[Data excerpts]
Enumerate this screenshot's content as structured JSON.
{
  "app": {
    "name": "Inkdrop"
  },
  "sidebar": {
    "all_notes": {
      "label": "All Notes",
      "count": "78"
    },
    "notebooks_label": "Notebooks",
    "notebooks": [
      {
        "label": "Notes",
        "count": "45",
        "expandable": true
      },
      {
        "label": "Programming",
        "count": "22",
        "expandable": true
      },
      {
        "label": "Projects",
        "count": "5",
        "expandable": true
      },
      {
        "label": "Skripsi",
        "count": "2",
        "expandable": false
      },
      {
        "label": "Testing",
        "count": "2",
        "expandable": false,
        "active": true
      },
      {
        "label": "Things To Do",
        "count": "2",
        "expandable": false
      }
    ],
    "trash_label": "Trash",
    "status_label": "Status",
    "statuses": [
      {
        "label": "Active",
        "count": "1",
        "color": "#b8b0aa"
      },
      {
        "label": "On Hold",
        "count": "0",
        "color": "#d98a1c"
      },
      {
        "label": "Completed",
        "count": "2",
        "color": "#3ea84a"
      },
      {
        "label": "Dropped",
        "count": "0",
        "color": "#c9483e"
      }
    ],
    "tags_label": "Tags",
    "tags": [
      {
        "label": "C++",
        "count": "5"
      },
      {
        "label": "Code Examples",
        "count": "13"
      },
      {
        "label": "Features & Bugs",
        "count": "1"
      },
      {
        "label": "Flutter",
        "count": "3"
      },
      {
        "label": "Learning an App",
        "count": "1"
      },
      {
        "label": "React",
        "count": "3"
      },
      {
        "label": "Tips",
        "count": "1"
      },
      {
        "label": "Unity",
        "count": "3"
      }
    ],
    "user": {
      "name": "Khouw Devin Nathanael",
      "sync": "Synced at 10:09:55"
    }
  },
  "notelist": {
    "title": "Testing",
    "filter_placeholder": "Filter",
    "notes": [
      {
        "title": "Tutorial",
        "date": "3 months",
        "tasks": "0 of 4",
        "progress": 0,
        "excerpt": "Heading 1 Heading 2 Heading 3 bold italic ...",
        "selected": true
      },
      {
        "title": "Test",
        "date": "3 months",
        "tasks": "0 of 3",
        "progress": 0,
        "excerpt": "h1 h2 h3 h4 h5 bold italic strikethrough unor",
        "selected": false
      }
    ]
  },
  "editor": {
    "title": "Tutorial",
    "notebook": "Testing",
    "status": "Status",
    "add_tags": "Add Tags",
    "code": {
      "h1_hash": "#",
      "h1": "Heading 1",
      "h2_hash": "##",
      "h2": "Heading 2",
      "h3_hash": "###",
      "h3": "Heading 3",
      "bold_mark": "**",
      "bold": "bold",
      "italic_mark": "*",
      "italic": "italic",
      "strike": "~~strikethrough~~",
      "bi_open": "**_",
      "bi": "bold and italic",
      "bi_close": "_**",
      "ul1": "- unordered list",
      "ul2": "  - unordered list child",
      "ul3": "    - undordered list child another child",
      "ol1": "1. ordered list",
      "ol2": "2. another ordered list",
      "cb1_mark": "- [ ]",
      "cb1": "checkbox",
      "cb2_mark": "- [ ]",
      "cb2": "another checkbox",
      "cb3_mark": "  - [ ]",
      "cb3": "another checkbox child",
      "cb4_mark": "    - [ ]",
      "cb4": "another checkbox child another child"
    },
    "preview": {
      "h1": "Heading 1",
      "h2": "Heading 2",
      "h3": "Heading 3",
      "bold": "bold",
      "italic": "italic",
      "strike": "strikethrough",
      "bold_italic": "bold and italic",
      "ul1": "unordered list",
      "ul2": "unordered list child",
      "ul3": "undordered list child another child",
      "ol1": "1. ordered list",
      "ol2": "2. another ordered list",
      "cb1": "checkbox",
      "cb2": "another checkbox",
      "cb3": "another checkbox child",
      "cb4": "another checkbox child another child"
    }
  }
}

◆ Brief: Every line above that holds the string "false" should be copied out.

◆ Task output:
        "expandable": false
        "expandable": false,
        "expandable": false
        "selected": false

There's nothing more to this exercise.